I've been combing through the lichess pawn endgame puzzles over the last couple of weeks and I've occassionally run into a few bad puzzles:

#GfCey

#fzqXY

Both of these puzzles have the same flaw, and I recieved them back-to-back! Both puzzles require the solver to notice that an otherwise correct candidate move is incorrect due to 3 move repitition. The players who played the games which these puzzles were extracted from are 500 rating points below the rating of the puzzles and they decided to repeat moves. Anyone who would be expected to find the winning move (i.e. meeting the puzzle rating requirement) would not have repeated moves twice already. I'm aware you could argue its an interesting way to ask for alternative ways to win, however I'll get on to that now:

The first puzzle is most offensive in that there are only 2 candidate moves, both of which would be winning under normal circumstances. The second move of the puzzle is extremely easy to find by process of elimination. Anyone who notices the 3 move repitition would be able to "solve" the "puzzle".

The second puzzle is again 2 different move orders (that both work) for the same idea.

lichess.org/study/dq0kwyrE

This is just a study I wrote about another position (the one in chapter 1) that keeps occurring as an incorrect solution. It's a tricky win and the correct solutions to those puzzles are much simpler to win than it would be to win the position in the study. In this case I understand that a winning move can be incorrect due to the comparative difficulty and I think it's fine that puzzles like this exist.

#GfCey

#fzqXY

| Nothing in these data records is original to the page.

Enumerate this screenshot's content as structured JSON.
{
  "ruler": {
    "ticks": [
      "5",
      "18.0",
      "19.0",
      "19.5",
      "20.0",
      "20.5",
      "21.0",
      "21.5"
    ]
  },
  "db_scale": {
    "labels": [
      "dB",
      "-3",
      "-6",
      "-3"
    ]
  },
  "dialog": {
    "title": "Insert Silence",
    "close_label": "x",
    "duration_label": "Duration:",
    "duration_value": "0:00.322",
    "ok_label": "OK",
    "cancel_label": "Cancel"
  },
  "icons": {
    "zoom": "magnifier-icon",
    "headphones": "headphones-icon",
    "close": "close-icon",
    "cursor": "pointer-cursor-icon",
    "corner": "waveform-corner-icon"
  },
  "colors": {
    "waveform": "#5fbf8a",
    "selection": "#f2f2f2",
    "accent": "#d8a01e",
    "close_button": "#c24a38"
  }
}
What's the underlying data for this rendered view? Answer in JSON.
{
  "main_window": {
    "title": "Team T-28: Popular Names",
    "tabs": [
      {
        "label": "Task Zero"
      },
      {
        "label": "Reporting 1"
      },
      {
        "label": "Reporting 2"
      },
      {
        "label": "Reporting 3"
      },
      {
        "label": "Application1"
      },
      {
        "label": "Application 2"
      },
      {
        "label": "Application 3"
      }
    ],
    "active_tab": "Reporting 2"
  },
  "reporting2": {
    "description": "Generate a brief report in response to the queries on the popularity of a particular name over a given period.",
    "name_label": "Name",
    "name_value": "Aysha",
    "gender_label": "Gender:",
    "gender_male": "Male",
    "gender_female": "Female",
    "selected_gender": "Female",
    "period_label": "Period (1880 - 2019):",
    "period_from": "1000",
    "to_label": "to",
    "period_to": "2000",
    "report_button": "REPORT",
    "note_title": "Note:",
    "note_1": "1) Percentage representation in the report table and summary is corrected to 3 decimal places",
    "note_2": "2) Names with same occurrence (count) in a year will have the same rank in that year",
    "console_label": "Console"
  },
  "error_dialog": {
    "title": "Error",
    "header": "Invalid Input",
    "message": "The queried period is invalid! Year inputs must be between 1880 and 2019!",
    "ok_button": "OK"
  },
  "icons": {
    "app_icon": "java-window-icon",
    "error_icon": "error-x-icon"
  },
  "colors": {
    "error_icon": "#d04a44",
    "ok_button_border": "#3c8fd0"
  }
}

Both of these puzzles have the same flaw, and I recieved them back-to-back! Both puzzles require the solver to notice that an otherwise correct candidate move is incorrect due to 3 move repitition. The players who played the games which these puzzles were extracted from are 500 rating points below the rating of the puzzles and they decided to repeat moves. Anyone who would be expected to find the winning move (i.e. meeting the puzzle rating requirement) would not have repeated moves twice already. I'm aware you could argue its an interesting way to ask for alternative ways to win, however I'll get on to that now:

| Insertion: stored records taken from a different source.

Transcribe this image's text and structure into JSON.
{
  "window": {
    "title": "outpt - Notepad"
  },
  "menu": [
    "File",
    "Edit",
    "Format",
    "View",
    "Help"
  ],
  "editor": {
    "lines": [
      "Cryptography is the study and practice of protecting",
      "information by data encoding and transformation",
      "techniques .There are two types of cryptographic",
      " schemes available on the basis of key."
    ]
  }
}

The first puzzle is most offensive in that there are only 2 candidate moves, both of which would be winning under normal circumstances. The second move of the puzzle is extremely easy to find by process of elimination. Anyone who notices the 3 move repitition would be able to "solve" the "puzzle".

The second puzzle is again 2 different move orders (that both work) for the same idea.

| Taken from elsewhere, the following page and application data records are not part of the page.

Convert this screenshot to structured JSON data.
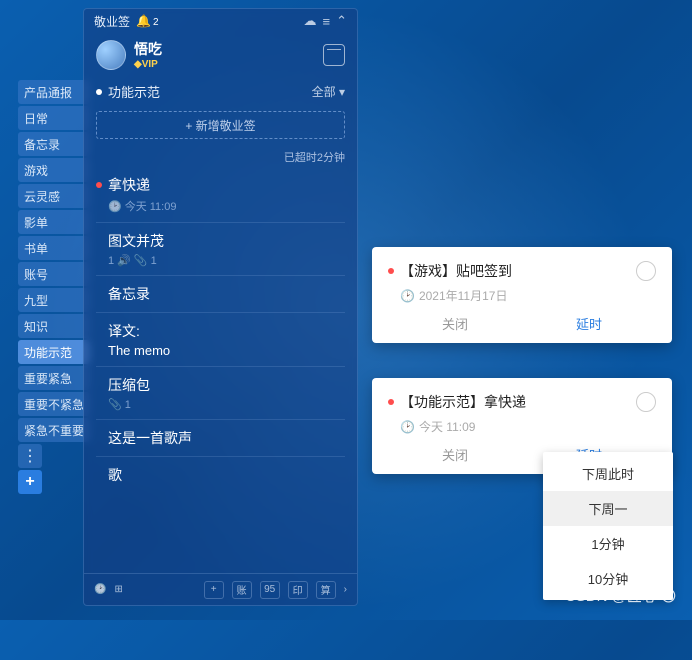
{
  "sidebar": {
    "tags": [
      {
        "label": "产品通报"
      },
      {
        "label": "日常"
      },
      {
        "label": "备忘录"
      },
      {
        "label": "游戏"
      },
      {
        "label": "云灵感"
      },
      {
        "label": "影单"
      },
      {
        "label": "书单"
      },
      {
        "label": "账号"
      },
      {
        "label": "九型"
      },
      {
        "label": "知识"
      },
      {
        "label": "功能示范",
        "active": true
      },
      {
        "label": "重要紧急"
      },
      {
        "label": "重要不紧急"
      },
      {
        "label": "紧急不重要"
      }
    ]
  },
  "panel": {
    "app_name": "敬业签",
    "bell_count": "2",
    "user_name": "悟吃",
    "vip": "◆VIP",
    "category": "功能示范",
    "category_right": "全部 ▾",
    "add_label": "+ 新增敬业签",
    "overdue": "已超时2分钟",
    "notes": [
      {
        "title": "拿快递",
        "red": true,
        "sub_icon": "clock",
        "sub": "今天 11:09"
      },
      {
        "title": "图文并茂",
        "red": false,
        "sub_icon": "attach",
        "sub": "1 🔊 📎 1"
      },
      {
        "title": "备忘录",
        "red": false
      },
      {
        "title": "译文:",
        "red": false,
        "translation": "The memo"
      },
      {
        "title": "压缩包",
        "red": false,
        "sub_icon": "attach",
        "sub": "📎 1"
      },
      {
        "title": "这是一首歌声",
        "red": false
      },
      {
        "title": "歌",
        "red": false
      }
    ],
    "footer_icons": [
      "⏱",
      "⊞",
      "",
      "+",
      "账",
      "95",
      "印",
      "算"
    ]
  },
  "reminder1": {
    "title": "【游戏】贴吧签到",
    "time": "2021年11月17日",
    "close": "关闭",
    "delay": "延时"
  },
  "reminder2": {
    "title": "【功能示范】拿快递",
    "time": "今天 11:09",
    "close": "关闭",
    "delay": "延时"
  },
  "dropdown": {
    "items": [
      "下周此时",
      "下周一",
      "1分钟",
      "10分钟"
    ]
  },
  "watermark": "CSDN @匠心 〇"
}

lichess.org/study/dq0kwyrE

This is just a study I wrote about another position (the one in chapter 1) that keeps occurring as an incorrect solution. It's a tricky win and the correct solutions to those puzzles are much simpler to win than it would be to win the position in the study. In this case I understand that a winning move can be incorrect due to the comparative difficulty and I think it's fine that puzzles like this exist.